## Exercise aim
Count the lines holding the string "XAUUSD" in the records, and give only the count.
+++ Stored data
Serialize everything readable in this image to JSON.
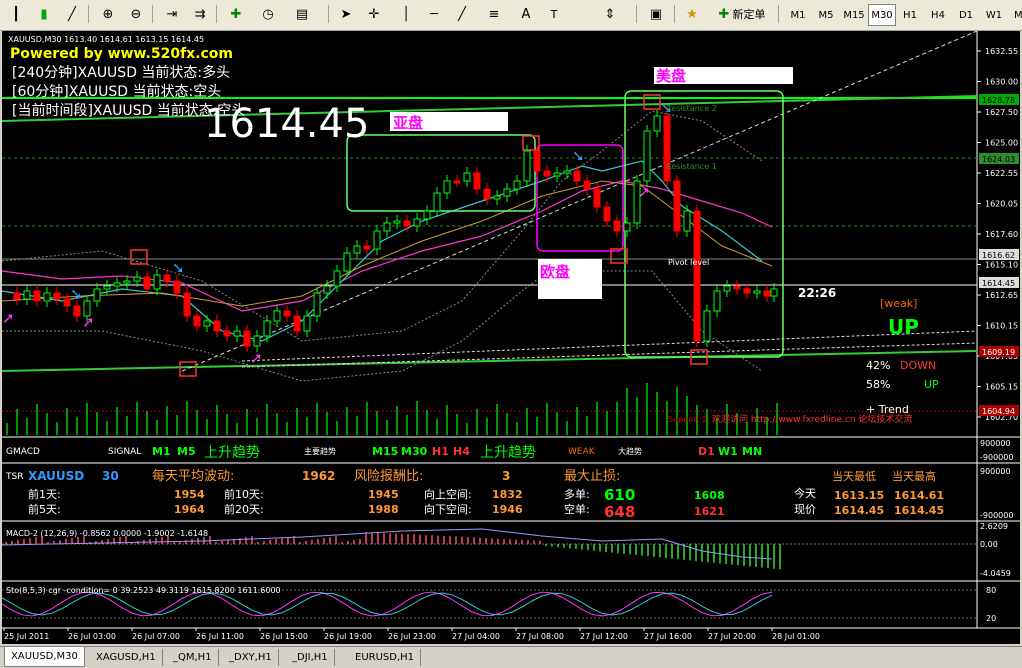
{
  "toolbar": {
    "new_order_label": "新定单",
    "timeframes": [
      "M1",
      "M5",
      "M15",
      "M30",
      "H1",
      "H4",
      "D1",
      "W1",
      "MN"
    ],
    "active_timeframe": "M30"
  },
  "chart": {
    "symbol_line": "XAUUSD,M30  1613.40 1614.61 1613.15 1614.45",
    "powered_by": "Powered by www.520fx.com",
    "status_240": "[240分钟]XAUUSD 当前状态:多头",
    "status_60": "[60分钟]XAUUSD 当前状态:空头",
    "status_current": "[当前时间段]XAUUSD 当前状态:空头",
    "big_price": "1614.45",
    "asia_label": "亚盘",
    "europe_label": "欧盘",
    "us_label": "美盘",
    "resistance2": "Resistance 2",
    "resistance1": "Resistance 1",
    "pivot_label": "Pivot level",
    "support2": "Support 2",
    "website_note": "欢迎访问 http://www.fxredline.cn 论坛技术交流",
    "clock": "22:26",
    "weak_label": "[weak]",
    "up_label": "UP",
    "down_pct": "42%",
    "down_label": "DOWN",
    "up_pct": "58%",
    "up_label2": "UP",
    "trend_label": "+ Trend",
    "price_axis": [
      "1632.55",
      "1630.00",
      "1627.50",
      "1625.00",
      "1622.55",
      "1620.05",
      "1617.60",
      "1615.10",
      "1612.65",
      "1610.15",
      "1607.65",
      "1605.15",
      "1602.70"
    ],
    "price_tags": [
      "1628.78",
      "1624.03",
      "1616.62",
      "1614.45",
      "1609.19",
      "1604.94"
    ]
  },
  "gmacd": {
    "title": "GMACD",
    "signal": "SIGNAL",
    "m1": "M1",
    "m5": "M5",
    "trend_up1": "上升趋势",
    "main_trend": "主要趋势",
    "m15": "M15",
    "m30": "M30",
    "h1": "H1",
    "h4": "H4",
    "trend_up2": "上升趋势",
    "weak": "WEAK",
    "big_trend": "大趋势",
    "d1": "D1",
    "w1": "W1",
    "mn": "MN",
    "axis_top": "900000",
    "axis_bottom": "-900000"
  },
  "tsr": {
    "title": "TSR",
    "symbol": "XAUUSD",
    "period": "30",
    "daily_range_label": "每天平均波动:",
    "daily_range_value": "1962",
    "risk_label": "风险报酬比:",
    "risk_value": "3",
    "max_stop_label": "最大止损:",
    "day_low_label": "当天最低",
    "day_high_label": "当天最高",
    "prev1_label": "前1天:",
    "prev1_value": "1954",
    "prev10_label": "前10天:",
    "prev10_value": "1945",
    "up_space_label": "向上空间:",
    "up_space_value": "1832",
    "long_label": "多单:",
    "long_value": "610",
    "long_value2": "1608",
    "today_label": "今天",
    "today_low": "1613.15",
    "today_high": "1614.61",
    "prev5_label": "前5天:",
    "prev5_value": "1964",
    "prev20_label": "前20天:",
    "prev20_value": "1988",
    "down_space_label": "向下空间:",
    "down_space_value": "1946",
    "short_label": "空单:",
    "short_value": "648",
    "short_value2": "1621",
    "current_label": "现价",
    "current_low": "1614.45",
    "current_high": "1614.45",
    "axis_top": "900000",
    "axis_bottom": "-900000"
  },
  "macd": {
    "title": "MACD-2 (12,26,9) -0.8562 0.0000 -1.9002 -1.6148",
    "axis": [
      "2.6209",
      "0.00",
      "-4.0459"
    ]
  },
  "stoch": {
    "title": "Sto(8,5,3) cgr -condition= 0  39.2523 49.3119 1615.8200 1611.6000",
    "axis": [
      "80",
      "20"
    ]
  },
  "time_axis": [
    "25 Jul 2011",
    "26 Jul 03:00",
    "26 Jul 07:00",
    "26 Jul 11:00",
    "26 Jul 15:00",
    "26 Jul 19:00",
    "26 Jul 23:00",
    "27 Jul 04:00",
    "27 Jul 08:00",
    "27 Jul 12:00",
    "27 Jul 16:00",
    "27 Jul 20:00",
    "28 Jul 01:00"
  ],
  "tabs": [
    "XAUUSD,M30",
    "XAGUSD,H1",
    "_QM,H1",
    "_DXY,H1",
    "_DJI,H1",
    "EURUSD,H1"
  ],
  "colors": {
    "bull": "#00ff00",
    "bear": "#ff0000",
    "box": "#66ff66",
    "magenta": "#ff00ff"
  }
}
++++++
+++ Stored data
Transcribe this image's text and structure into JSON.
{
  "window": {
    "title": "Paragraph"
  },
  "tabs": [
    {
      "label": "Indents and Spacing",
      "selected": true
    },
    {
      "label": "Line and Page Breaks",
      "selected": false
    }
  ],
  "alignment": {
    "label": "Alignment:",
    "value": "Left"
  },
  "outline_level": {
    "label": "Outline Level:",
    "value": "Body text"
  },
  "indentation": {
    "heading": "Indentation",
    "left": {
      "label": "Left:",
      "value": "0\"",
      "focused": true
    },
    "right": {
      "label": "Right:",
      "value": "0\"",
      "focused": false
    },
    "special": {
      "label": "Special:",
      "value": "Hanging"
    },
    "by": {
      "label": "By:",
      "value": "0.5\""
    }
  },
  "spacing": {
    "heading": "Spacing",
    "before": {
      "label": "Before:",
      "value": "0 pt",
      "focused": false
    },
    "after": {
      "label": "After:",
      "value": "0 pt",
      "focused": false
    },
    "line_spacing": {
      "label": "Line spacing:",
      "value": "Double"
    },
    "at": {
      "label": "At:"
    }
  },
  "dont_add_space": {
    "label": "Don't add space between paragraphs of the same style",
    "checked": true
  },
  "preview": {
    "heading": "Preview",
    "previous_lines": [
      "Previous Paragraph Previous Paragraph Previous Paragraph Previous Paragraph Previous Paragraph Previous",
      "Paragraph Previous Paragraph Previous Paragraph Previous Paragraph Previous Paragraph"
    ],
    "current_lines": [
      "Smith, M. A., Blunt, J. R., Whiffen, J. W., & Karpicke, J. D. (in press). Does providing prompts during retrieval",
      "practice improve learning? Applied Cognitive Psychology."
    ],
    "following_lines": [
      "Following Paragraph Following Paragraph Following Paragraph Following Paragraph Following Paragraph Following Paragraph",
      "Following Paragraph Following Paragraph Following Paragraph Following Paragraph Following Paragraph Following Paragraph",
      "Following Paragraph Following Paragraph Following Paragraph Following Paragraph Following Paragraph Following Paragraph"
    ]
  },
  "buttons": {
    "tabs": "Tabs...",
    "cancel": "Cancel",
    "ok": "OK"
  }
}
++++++
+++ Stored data
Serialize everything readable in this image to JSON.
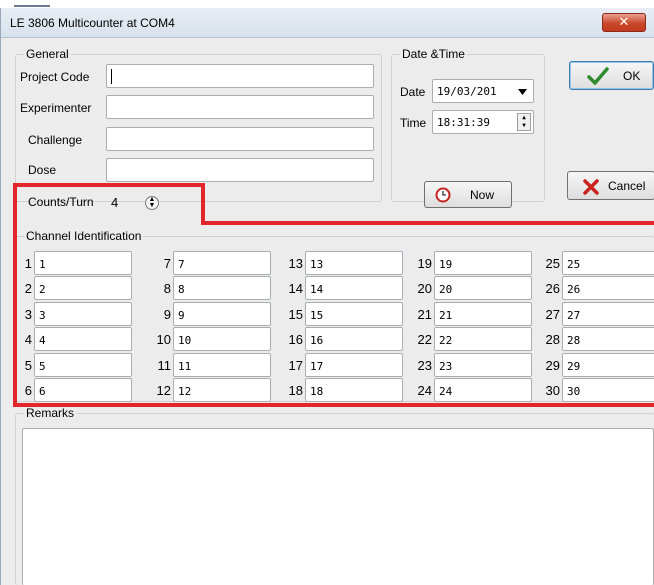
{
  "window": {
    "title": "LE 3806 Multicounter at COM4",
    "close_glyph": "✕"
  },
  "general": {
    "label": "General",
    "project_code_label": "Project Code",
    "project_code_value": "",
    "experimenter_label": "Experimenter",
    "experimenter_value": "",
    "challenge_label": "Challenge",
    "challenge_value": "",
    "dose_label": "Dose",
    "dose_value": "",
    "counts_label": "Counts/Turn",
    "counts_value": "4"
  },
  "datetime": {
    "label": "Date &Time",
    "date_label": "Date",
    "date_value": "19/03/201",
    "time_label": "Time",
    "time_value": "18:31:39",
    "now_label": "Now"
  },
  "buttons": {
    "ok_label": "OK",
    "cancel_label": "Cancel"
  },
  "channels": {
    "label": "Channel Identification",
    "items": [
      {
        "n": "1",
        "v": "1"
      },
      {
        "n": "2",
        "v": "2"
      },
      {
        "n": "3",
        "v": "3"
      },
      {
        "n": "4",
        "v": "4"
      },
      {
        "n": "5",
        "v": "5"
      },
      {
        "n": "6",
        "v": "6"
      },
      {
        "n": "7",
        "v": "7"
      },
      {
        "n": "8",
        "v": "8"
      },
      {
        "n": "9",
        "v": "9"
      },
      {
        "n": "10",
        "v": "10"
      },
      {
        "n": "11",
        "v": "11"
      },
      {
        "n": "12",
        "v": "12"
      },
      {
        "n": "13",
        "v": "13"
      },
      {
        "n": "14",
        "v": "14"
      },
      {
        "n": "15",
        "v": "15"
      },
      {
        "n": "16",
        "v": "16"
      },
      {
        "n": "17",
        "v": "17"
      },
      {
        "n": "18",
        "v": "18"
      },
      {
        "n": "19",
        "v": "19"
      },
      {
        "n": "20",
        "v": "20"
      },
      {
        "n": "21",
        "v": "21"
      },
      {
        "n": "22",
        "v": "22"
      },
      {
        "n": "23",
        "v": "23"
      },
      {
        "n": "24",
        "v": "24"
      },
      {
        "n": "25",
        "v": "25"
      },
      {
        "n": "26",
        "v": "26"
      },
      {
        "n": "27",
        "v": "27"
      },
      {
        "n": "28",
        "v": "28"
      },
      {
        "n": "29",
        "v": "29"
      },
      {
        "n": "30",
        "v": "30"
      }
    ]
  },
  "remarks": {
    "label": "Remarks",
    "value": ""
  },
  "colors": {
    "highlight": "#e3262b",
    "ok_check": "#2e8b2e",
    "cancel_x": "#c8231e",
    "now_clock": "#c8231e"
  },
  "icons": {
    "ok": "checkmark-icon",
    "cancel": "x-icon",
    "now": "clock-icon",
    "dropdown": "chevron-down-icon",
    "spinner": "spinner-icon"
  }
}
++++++
## Output for this task
6